As is readily apparent, the CTA reporting requirements target generally smaller, more lightly regulated entities that are likely not to be closely monitored or otherwise reporting BOI to the federal government. The federal government under CTA would expand its monitoring and control functions into the uncovered entities and businesses that have never before reported private ownership information at the federal level. The rationale is that these Exempt Entities are not likely to be slipping under any radar coverage by the U.S. federal government.
“Tax Exempt Entities” are also Exempt Entities under the CTA. Any organization that is described in section 501(c) of the Internal Revenue Code and exempt from tax under section 501(a) of such Code is also an exempt entity under the CTA. Any Tax-Exempt Entity that losses its tax-exempt status will be required to report under the CTA prior to the expiration of the 180-day period after it losses its exemption.
The Proposed Rule does not require purportedly Exempt Entities to make any filing in order to claim an exemption from the definition of Reporting Companies. However, if any entity losses its exemption as a “Reporting Company” because it no longer meets the exemption criteria, then the entity must file a BOI report with FinCEN within 30 days after the date it ceases to be exempt. This means that the entity and its legal advisors will constantly need to monitor the entity’s tax-exempt status to avoid penalties for failure to report a change in status under the CTA.
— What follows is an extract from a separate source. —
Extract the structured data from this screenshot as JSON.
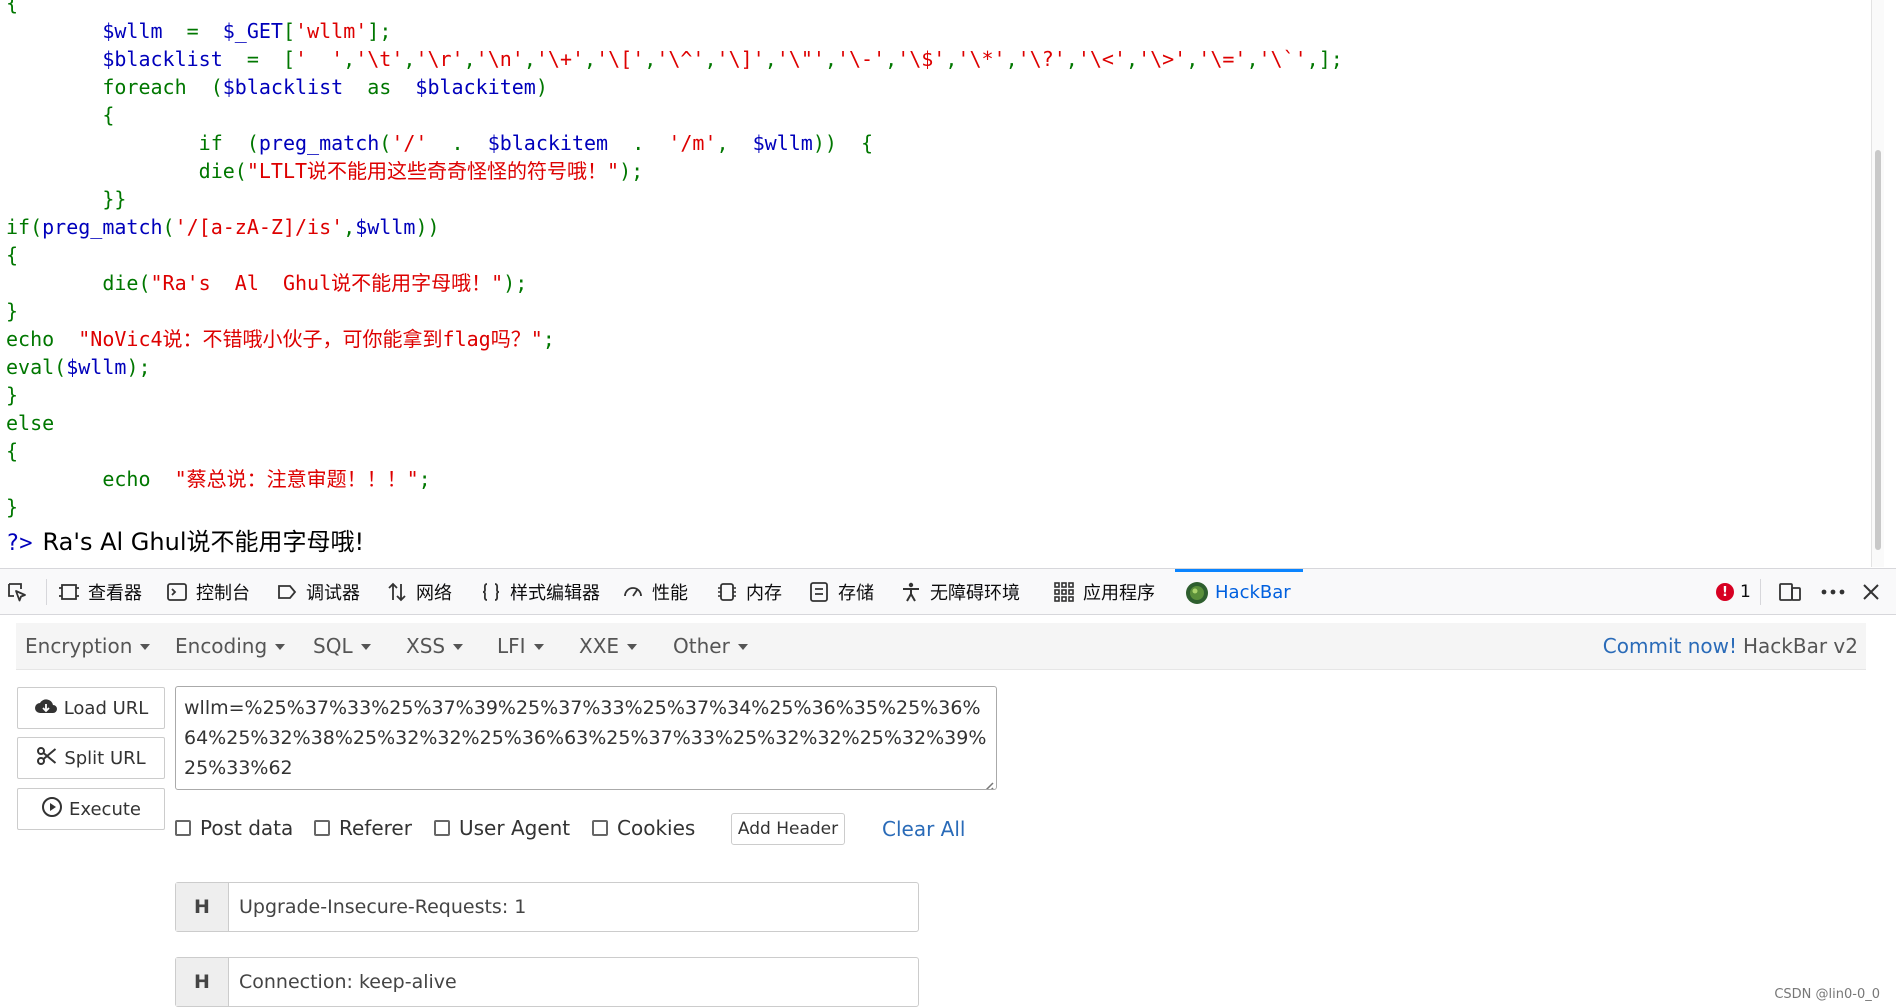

The “Inactive Entities” are ones that have already been in existence for over one year at the time the CTA was enacted, are not engaged in active business, are not foreign-owned, have not had a change in ownership or received more than $1,000 within the preceding 12-month period, and do not hold assets of any type. (Proposed 31 CFR 1010.380 (C) (2) (xxii)).
The first issue in the analysis is to determine whether the entity in question is a Reporting Company. To answer that question the entity’s management must ask whether the entity qualifies as an Exempt Entity under any exempt categories listed in the CTA. Yet, even after completing that analysis the entity’s managers and advisors need to be vigilant to determine if the entity remains an Exempt Entity under the CTA or becomes a Reporting Company through a change in circumstances and thereby no longer qualifies for the CTA exemption.
Next Episode 3: Information Required to be Reported
Contact a member of our Corporate Transactions Team if you have questions about the Corporate Transparency Act.